Review by Michael Jacobson

Stars:  Will Smith, Kevin Kline, Kenneth Branagh, Salma Hayek
Director:  Barry Sonnenfeld
Audio:  Dolby Digital 5.1
Video:  Widescreen 1.85:1 Anamorphic Transfer
Studio:  Warner Bros.
Features:  See Review
Length:  105 Minutes
Release Date:  November 30, 1999

Film **

Wild Wild West features a promising opening fifteen minutes, and a rather disappointing final fifteen.  The rest of the film literally and figuratively falls somewhere in between.

I’m guessing this movie would be just about perfect for kids, maybe from 9 to 13 or so.  Looking back, I think I would have loved this film at that age.  As an adult, though, there were just a few too many flaws I couldn’t overlook.

There are many favorable aspects of the picture, though, so I would like to start with those:  Will Smith as Jim West and Kevin Kline as Artemus Gordon are both very good.  They bring the right amount of enthusiasm and energy to their roles.  And though their relationship is the tried and true odd couple formula, it works for the most part thanks to their chemistry, and the simple notion that West takes pride in being a man of action in his work, while Gordon thinks it better to use mind over matter.

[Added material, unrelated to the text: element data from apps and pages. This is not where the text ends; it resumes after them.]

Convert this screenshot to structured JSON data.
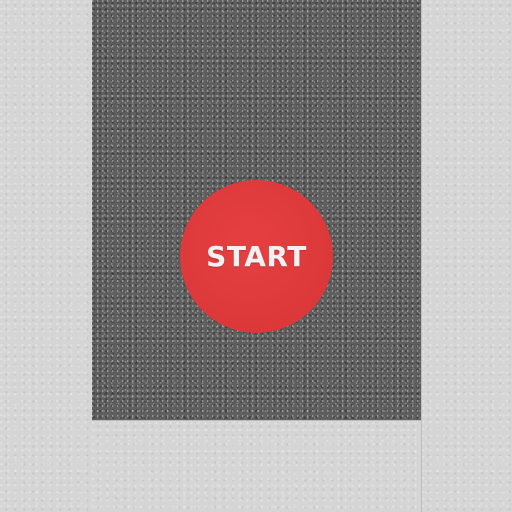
{
  "game": {
    "start_button_label": "START"
  },
  "colors": {
    "road": "#5f5f5f",
    "pavement": "#d5d5d5",
    "start_button": "#de3a3c",
    "start_text": "#f1f1f1"
  },
  "icons": {
    "start_button": "red-circle"
  }
}
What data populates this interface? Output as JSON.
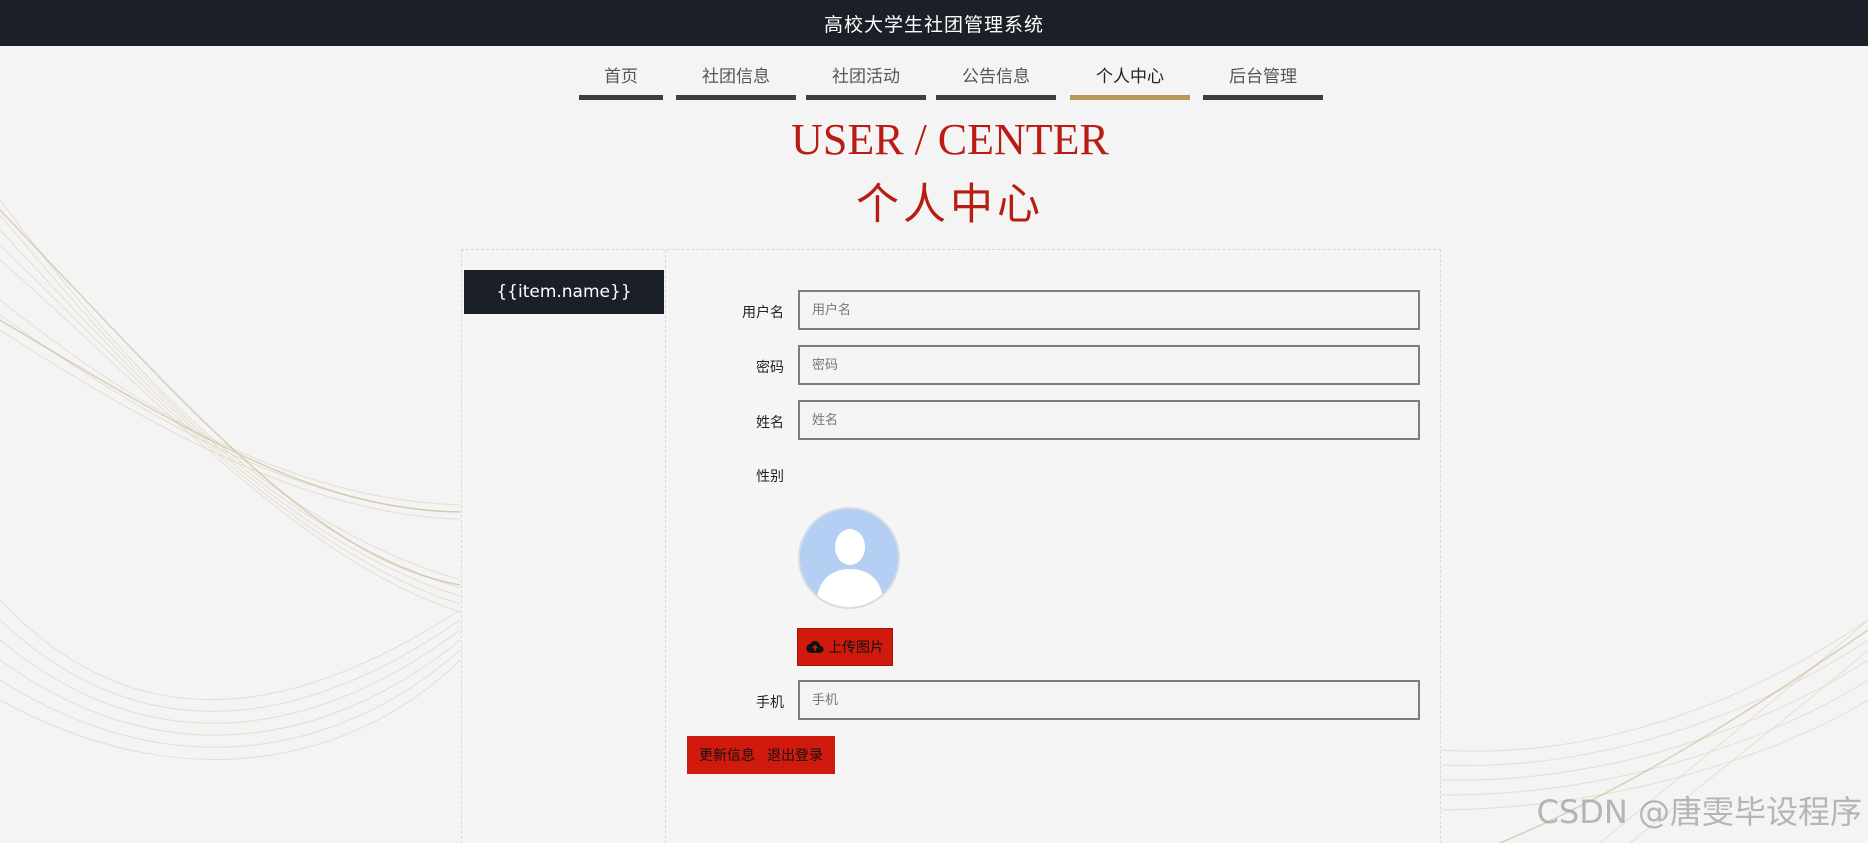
{
  "app": {
    "title": "高校大学生社团管理系统"
  },
  "nav": {
    "items": [
      {
        "label": "首页"
      },
      {
        "label": "社团信息"
      },
      {
        "label": "社团活动"
      },
      {
        "label": "公告信息"
      },
      {
        "label": "个人中心",
        "active": true
      },
      {
        "label": "后台管理"
      }
    ]
  },
  "page": {
    "title_en": "USER / CENTER",
    "title_zh": "个人中心"
  },
  "sidebar": {
    "items": [
      {
        "label": "{{item.name}}"
      }
    ]
  },
  "form": {
    "username": {
      "label": "用户名",
      "placeholder": "用户名",
      "value": ""
    },
    "password": {
      "label": "密码",
      "placeholder": "密码",
      "value": ""
    },
    "name": {
      "label": "姓名",
      "placeholder": "姓名",
      "value": ""
    },
    "gender": {
      "label": "性别"
    },
    "avatar": {
      "icon": "default-user-avatar"
    },
    "upload": {
      "label": "上传图片",
      "icon": "cloud-upload-icon"
    },
    "phone": {
      "label": "手机",
      "placeholder": "手机",
      "value": ""
    }
  },
  "actions": {
    "update": "更新信息",
    "logout": "退出登录"
  },
  "watermark": "CSDN @唐雯毕设程序",
  "colors": {
    "topbar": "#1b1f27",
    "accent_red": "#b81c12",
    "button_red": "#d11a0e",
    "nav_active_underline": "#b7975a",
    "nav_underline": "#3d3f43"
  }
}
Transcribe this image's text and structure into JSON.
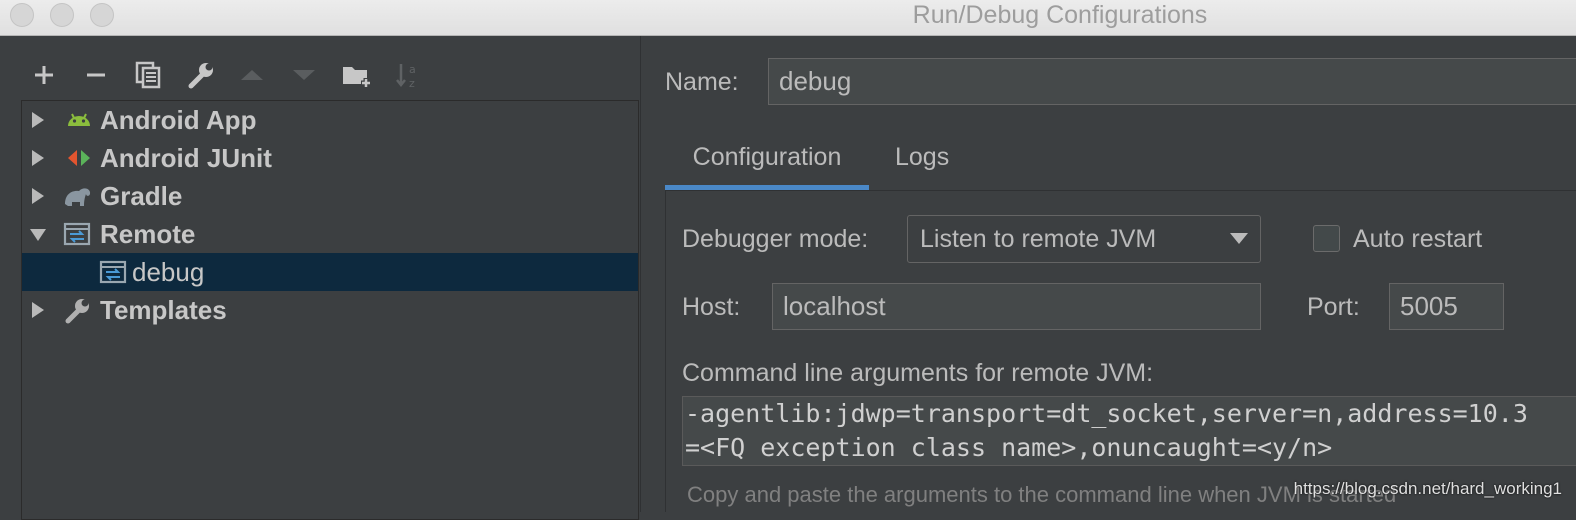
{
  "window": {
    "title": "Run/Debug Configurations"
  },
  "toolbar": {
    "buttons": [
      {
        "name": "add-button",
        "icon": "plus-icon"
      },
      {
        "name": "remove-button",
        "icon": "minus-icon"
      },
      {
        "name": "copy-button",
        "icon": "copy-icon"
      },
      {
        "name": "edit-defaults-button",
        "icon": "wrench-icon"
      },
      {
        "name": "move-up-button",
        "icon": "up-triangle-icon"
      },
      {
        "name": "move-down-button",
        "icon": "down-triangle-icon"
      },
      {
        "name": "new-folder-button",
        "icon": "folder-plus-icon"
      },
      {
        "name": "sort-button",
        "icon": "sort-az-icon"
      }
    ]
  },
  "tree": {
    "items": [
      {
        "label": "Android App",
        "icon": "android-icon",
        "expanded": false
      },
      {
        "label": "Android JUnit",
        "icon": "android-junit-icon",
        "expanded": false
      },
      {
        "label": "Gradle",
        "icon": "gradle-elephant-icon",
        "expanded": false
      },
      {
        "label": "Remote",
        "icon": "remote-icon",
        "expanded": true
      },
      {
        "label": "debug",
        "icon": "remote-icon",
        "selected": true
      },
      {
        "label": "Templates",
        "icon": "wrench-icon",
        "expanded": false
      }
    ]
  },
  "form": {
    "name_label": "Name:",
    "name_value": "debug",
    "tabs": [
      "Configuration",
      "Logs"
    ],
    "active_tab": "Configuration",
    "debugger_mode_label": "Debugger mode:",
    "debugger_mode_value": "Listen to remote JVM",
    "auto_restart_label": "Auto restart",
    "auto_restart_checked": false,
    "host_label": "Host:",
    "host_value": "localhost",
    "port_label": "Port:",
    "port_value": "5005",
    "args_label": "Command line arguments for remote JVM:",
    "args_line1": "-agentlib:jdwp=transport=dt_socket,server=n,address=10.3",
    "args_line2": "=<FQ exception class name>,onuncaught=<y/n>",
    "hint": "Copy and paste the arguments to the command line when JVM is started"
  },
  "watermark": "https://blog.csdn.net/hard_working1",
  "colors": {
    "selection": "#0d293e",
    "tab_underline": "#4a88c7",
    "background": "#3c3f41"
  }
}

The special effects, including the many wacky inventions of Gordon, are a real plus, and generally very clever.  These contraptions add a lot to the picture’s sense of fun and style, giving it an almost recklessly relished sense of logical and physical abandonment.  I found it rather easy to switch off my mind and go with the flow for most of these sequences.

The action scenes are well crafted.  The look of the movie is also terrific, taking Old West motifs and integrating them with a new polished chrome style.  It’s an appealing kind of Disney World version of the West…a setting of pure fantasy.

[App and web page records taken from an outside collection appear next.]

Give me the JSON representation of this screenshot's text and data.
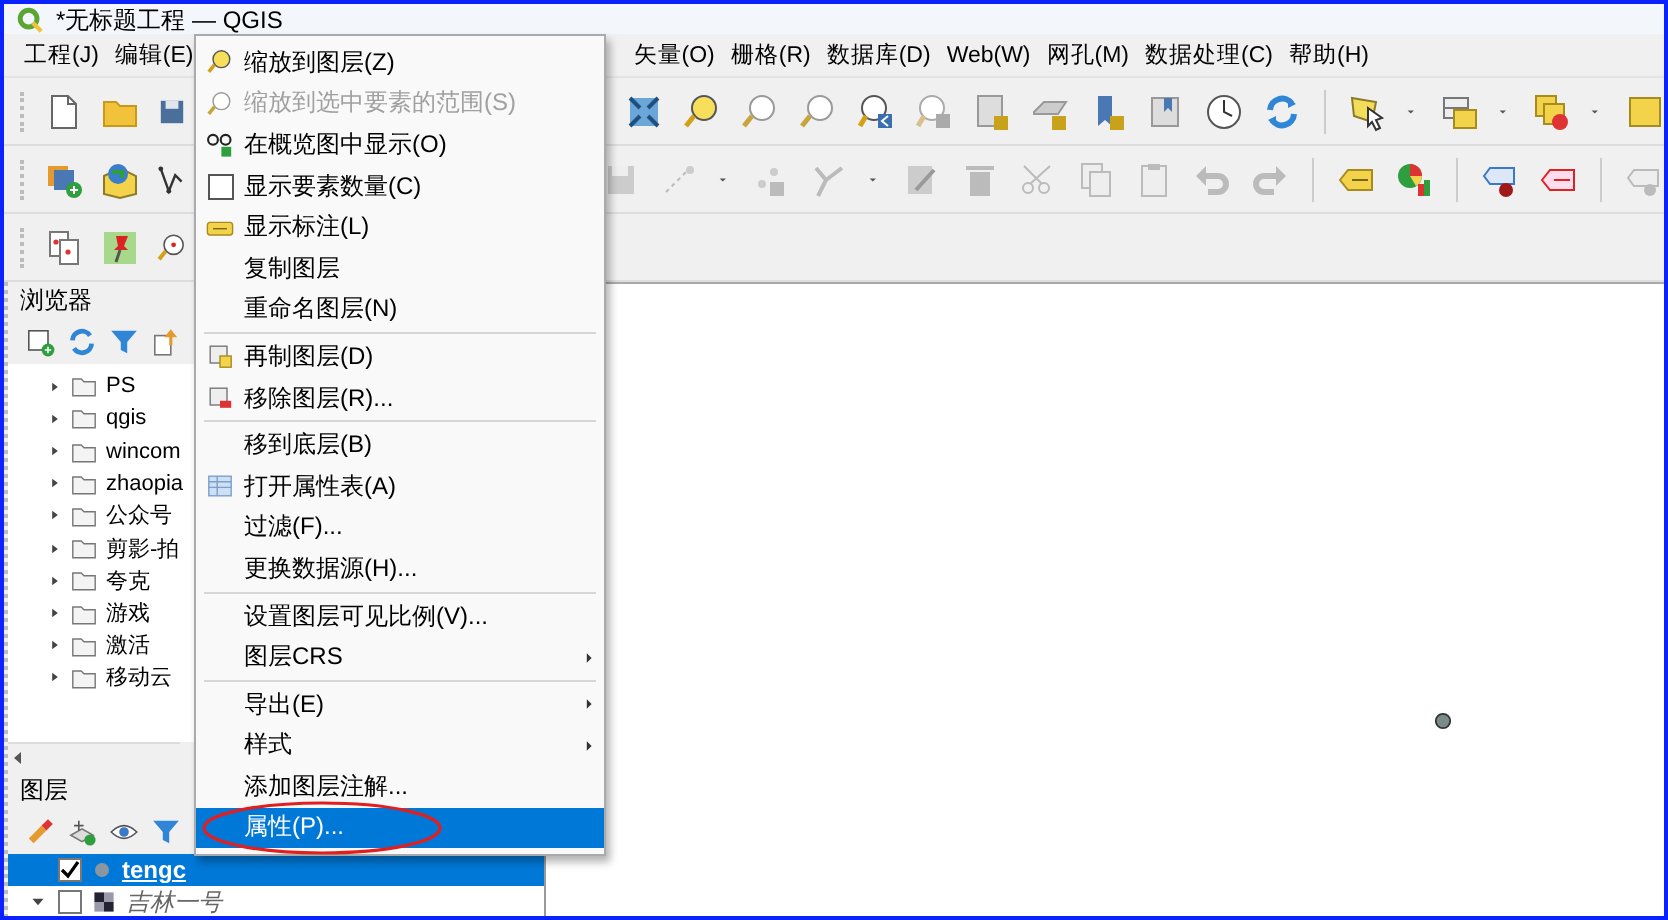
{
  "window": {
    "title": "*无标题工程 — QGIS"
  },
  "menubar": [
    {
      "label": "工程(J)"
    },
    {
      "label": "编辑(E)"
    },
    {
      "label": "矢量(O)"
    },
    {
      "label": "栅格(R)"
    },
    {
      "label": "数据库(D)"
    },
    {
      "label": "Web(W)"
    },
    {
      "label": "网孔(M)"
    },
    {
      "label": "数据处理(C)"
    },
    {
      "label": "帮助(H)"
    }
  ],
  "browser_panel": {
    "title": "浏览器",
    "items": [
      {
        "label": "PS"
      },
      {
        "label": "qgis"
      },
      {
        "label": "wincom"
      },
      {
        "label": "zhaopia"
      },
      {
        "label": "公众号"
      },
      {
        "label": "剪影-拍"
      },
      {
        "label": "夸克"
      },
      {
        "label": "游戏"
      },
      {
        "label": "激活"
      },
      {
        "label": "移动云"
      }
    ]
  },
  "layers_panel": {
    "title": "图层",
    "layers": [
      {
        "name": "tengc",
        "kind": "vector",
        "checked": true,
        "selected": true
      },
      {
        "name": "吉林一号",
        "kind": "raster",
        "checked": false,
        "selected": false,
        "expanded": true
      }
    ]
  },
  "context_menu": {
    "groups": [
      [
        {
          "label": "缩放到图层(Z)",
          "kind": "action",
          "disabled": false,
          "selected": false,
          "circled": false
        },
        {
          "label": "缩放到选中要素的范围(S)",
          "kind": "action",
          "disabled": true,
          "selected": false,
          "circled": false
        },
        {
          "label": "在概览图中显示(O)",
          "kind": "action",
          "disabled": false,
          "selected": false,
          "circled": false
        },
        {
          "label": "显示要素数量(C)",
          "kind": "check",
          "checked": false,
          "disabled": false,
          "selected": false,
          "circled": false
        },
        {
          "label": "显示标注(L)",
          "kind": "action",
          "disabled": false,
          "selected": false,
          "circled": false
        },
        {
          "label": "复制图层",
          "kind": "action",
          "disabled": false,
          "selected": false,
          "circled": false
        },
        {
          "label": "重命名图层(N)",
          "kind": "action",
          "disabled": false,
          "selected": false,
          "circled": false
        }
      ],
      [
        {
          "label": "再制图层(D)",
          "kind": "action",
          "disabled": false,
          "selected": false,
          "circled": false
        },
        {
          "label": "移除图层(R)...",
          "kind": "action",
          "disabled": false,
          "selected": false,
          "circled": false
        }
      ],
      [
        {
          "label": "移到底层(B)",
          "kind": "action",
          "disabled": false,
          "selected": false,
          "circled": false
        },
        {
          "label": "打开属性表(A)",
          "kind": "action",
          "disabled": false,
          "selected": false,
          "circled": false
        },
        {
          "label": "过滤(F)...",
          "kind": "action",
          "disabled": false,
          "selected": false,
          "circled": false
        },
        {
          "label": "更换数据源(H)...",
          "kind": "action",
          "disabled": false,
          "selected": false,
          "circled": false
        }
      ],
      [
        {
          "label": "设置图层可见比例(V)...",
          "kind": "action",
          "disabled": false,
          "selected": false,
          "circled": false
        },
        {
          "label": "图层CRS",
          "kind": "submenu",
          "disabled": false,
          "selected": false,
          "circled": false
        }
      ],
      [
        {
          "label": "导出(E)",
          "kind": "submenu",
          "disabled": false,
          "selected": false,
          "circled": false
        },
        {
          "label": "样式",
          "kind": "submenu",
          "disabled": false,
          "selected": false,
          "circled": false
        },
        {
          "label": "添加图层注解...",
          "kind": "action",
          "disabled": false,
          "selected": false,
          "circled": false
        },
        {
          "label": "属性(P)...",
          "kind": "action",
          "disabled": false,
          "selected": true,
          "circled": true
        }
      ]
    ]
  }
}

So where does the picture go wrong?  A rather lame villain, for one, which is always detrimental to this kind of film.  Kenneth Branagh is one of my favorite actors, but as Loveless, he is a total waste.  His character is so poorly drawn and thought out that I suppose his only means of trying to rescue it was to be as goofy as possible in his leering and pontificating.  The hair and make-up was a bit much, and only served to remind that nothing much was going on underneath.

Because the villain is weak, so then is the plot.  With an antagonist that makes a connection to the audience, like Dr. Evil from Austin Powers, you can have a silly storyline because fans will still get into the spirit of the good guy versus bad guy formula.  With a poor villain, it’s hard to care at all, and a silly plot then just becomes an annoyance.  How silly is it?  A disgruntled, crippled ex-Confederate plans to take over America and give huge chunks of it away to foreign countries. 

Then on top of being silly, it becomes a plot full of holes.  West and Gordon are supposed to be rescuing a group of top scientists that were kidnapped by Loveless.  Except for one at the beginning and one at the end, why aren’t these guys ever seen?  It gives a rather odd meaning to the term “faceless victims”.  Or how about the rather amazing tank that Loveless demonstrates early on in the film, meant to be an ultimate instrument of death?  Abandoned, naturally, in favor of the big spider.

There are other complaints:  the rather painful bits of racial banter that occur, mostly in the form of derogatory slurs uttered by Loveless and directed at West.  Naturally, these are supposed to emphasize what a terrible man is Loveless, but were they really necessary?  It’s ironic to think that only the racial epithets in the script required Jim West to be portrayed by an African American actor.

Finally, when the picture has a chance to redeem itself with a strong stretch run, it unfortunately becomes all the more ridiculous.  True, the giant metal tarantula is cool, but that’s about it.  When you create a climax whereby a hero is literally left hanging by his fingers over the side of a cliff, then the film simply proceeds to his next scene with no resolution or explanation, it’s simply weak storytelling, and an even weaker sense of direction.  Barry Sonnenfeld has seen better days.

Video ****

Absolutely no complaints in this department…Warner, as always, delivers a terrific anamorphic transfer to DVD.  The picture quality is amazing throughout, with a wide array of perfectly rendered colors, and sharp, crisp images.  I noticed no softness, bleeding, or grain.  Many indoor scenes contain a remarkable amount of detail, and none of it is lost or compromised on this disc.

Audio ****

The 5.1 soundtrack is dynamic and energetic, with many lively scenes including the rampaging robot spider making good use of all channels, with smooth crossovers, good balance, and plenty of dynamics.  The subwoofer adds a bit to the action scenes, particularly the explosions and gunplay. 

Features ***1/2

The disc includes the trailer, a behind the scenes documentary, a commentary track with Sonnenfeld, a stills gallery, some music videos, and cast and crew info, along with some extras for your DVD ROM.


Wild Wild West has enough quality ingredients to succeed, but it doesn’t—time to blame the cook.  The disc is worth a look thanks to the fun performances of Smith and Kline, and a terrific visual style captured perfectly on a quality DVD transfer…just don’t be surprised if you feel like heading back east by the time it’s over.